Now, to advance the progress of this promising solution, the Institute of Bioengineering of Catalonia (IBEC) and BRIGHTER (Bioprinting by light-sheet lithography: engineering of complex tissues with high resolution and high speed) is developing new 3D bioprinting processes for tissue engineering and regenerative medicine.
The project is focusing on fabricating human skin using a novel bioprinting technology based on patterned laser light sheets.
“Our innovative 3D bioprinting system not only achieves tissues that are closer to the real ones, but it is also much faster than current systems, a fundamental factor to ensure the viability of the new tissues,” said Professor Elena Martinez, Coordinator of the BRIGHTER project.
Hydrogels play a key part in this technology. Used commercially to produce things such as contact lenses, hygiene products, and wound dressings, the material can also be used in 3D bioprinting to form the base where the cells grow and form new tissues.

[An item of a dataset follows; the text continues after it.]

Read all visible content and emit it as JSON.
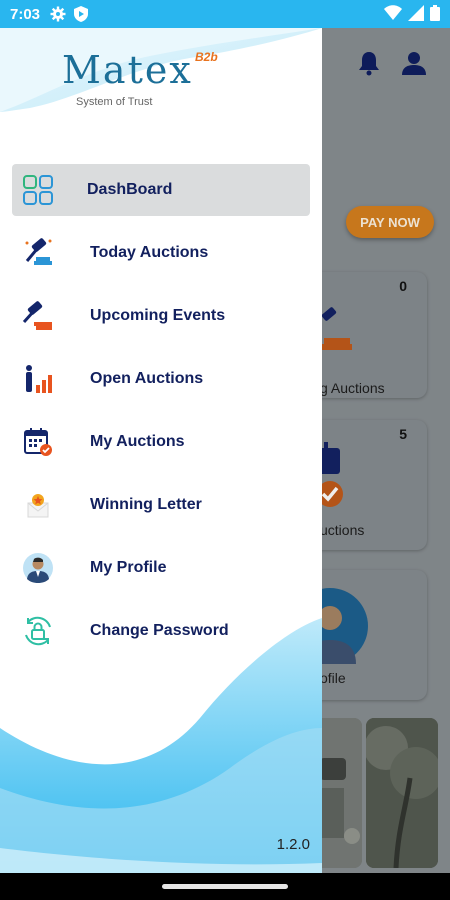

Hydrogels have properties resembling those found in the cellular environment in vivo known as the extracellular matrix (studies that are in vivo are those in which tests are carried out on whole, living organisms or cells, rather than a tissue extract or dead organism). This matrix surrounds the cells within the body, providing them with nutrients, tissue-like elasticity, and stability.
The skin made with this new technology can be used by the pharmaceutical and cosmetic industry, and in basic research laboratories. As well as removing the animal suffering, it will be a much more reliable testing system because it is made from actual human cells.
Advantages of this new technology include its ability to mold detail into the tissue being printed, a crucial element when it comes to recreating skin because of its multiple, complex cell types and structures such as sweat glands and hair follicles.
To pattern the cells inside the hydrogels and get the right structure, shape, and consistency, the researchers are using advanced imaging techniques, which combine illumination with light sheets and high-resolution digital photomasks. They do this by applying laser light directly onto a mixture of materials (hydrogels and cells), which also contain molecules that react to light, according to BRIGHTER.
"We hope to be able to print a skin sample with an area of 1 cm2 and a thickness of 1 mm in approximately 10 min and with a cell viability of more than 95 percent, greatly improving current bioprinting conditions," said Dr. Núria Torras, a postdoctoral researcher at IBEC.
Alongside IBEC, Goethe University Frankfurt, Israel’s Technion center, and biotechnology firms Mycronic and Cellendes are also taking part in the BRIGHTER project. The initiative hopes to overcome many of the technical obstacles currently limiting the fabrication of complex human tissues.
Find out more on how campaigners are working to change the system and stop animal tests: listen to our podcast episode “Tax Payer Funded Torture” with Justin Goodman of The White Coat Waste Project here.